“It didn’t seem like something an established place would do,” Dh said.
International students’ pay $15,215 in tuition, more than twice that of Canadian students. This raises concerns about a potential tuition rebate, which has yet to be determined by the registrar’s office.
“We are investing so much trust in an institution, and it felt like we shouldn’t have,” Dh said.
Celine Yammine, a first-year biology student from Beirut, Lebanon, did not visit Mt. A before applying. Yammine said she was disappointed during the strike because she expected a different Mt. A experience.
The strike has affected students in different ways depending on their year and faculty.
McLaughlin said while future Mt. A students may benefit from the outcome of the strike, he will not.
“It’s kind of ironic, because I think both sides in some form or another have said that what they’re trying to achieve will benefit students, and I do agree with them to an extent,” McLaughlin said during the second week of the strike. “However, as a fourth-year graduating student, that does not apply to me. I will in no way benefit from the outcome from this strike.”
Students’ individual situations have also influenced their stance on the issue.
McLaughlin’s play, The Clouds, which he has been working on since June, has been postponed at least two weeks due to the strike.
“I have a real hard time sympathizing with the union, when they are the ones who initiated the situation that I’m in right now.”
Makyla Walerickton, a third-year geography student and co-founder of the Student Strike Headquarters, said that despite some anxiety about her honours thesis next year, she has not been negatively affected.
“I’ve been fine,” Walerickton said during the strike’s second week. “To be honest, I’m enjoying the break.”
Walerickton said that based on her interaction with both sides and the information she had received from them, the faculty seemed more open than the administration.
While some students enjoyed the first week of the strike, its length shifted the views of many.
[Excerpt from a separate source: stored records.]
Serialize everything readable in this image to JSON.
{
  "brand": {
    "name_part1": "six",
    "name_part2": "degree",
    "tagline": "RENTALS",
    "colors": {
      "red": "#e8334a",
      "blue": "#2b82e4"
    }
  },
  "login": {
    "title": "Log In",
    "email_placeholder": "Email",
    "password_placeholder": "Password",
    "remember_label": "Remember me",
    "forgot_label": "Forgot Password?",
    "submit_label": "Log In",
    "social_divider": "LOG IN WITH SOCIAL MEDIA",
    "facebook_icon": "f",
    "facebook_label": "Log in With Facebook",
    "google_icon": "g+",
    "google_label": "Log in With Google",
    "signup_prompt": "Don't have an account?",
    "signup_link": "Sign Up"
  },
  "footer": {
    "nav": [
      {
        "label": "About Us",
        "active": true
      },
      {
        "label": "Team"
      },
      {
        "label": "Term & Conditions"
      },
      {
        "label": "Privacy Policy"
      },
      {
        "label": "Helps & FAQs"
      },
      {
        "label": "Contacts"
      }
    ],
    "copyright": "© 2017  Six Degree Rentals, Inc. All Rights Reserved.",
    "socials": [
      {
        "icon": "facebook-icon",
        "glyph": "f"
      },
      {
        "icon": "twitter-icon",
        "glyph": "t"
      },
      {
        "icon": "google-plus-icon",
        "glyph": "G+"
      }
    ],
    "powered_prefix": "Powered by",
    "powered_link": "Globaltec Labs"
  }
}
Near the end of the strike, students pushed for a return to class with demonstrations, surveys, and petitions.
After the Mount Allison Students’ Union (MASU) stated it would not support either party involved in negotiations, it faced pressure from its members to support their best interests.
“At the end of the day, we’re not neutral in that we’re clearly and distinctly an interest group,” Ryan Harley, MASU’s vice-president academic, said. “Our vision and mission is to keep the best interest of all full and part-time Mount Allison students.”
Harley said he was not comfortable siding with either side due to the lack of information available.
“To side wholly with one group I think would erroneously invest a lot of faith in its rhetoric,” Harley said during the strike.
Despite the various stances taken by Mt. A students—some of whom have picketed with faculty members—MASU rallied students with a pro-solution position.
McLaughlin, who helped organize MASU’s first pro-solution demonstration last week, said that while he would like both sides to get what’s best for them, he cared less about the issues because the faculty chose to strike.
He said he was relieved when the end of the strike was announced, but that the strike’s impact on students will need further attention in the coming weeks.
“I think there is a huge focus on the academic impact that the strike has had on students,” McLaughlin said. “It’s important to not overlook the emotional toll that this has taken on students.”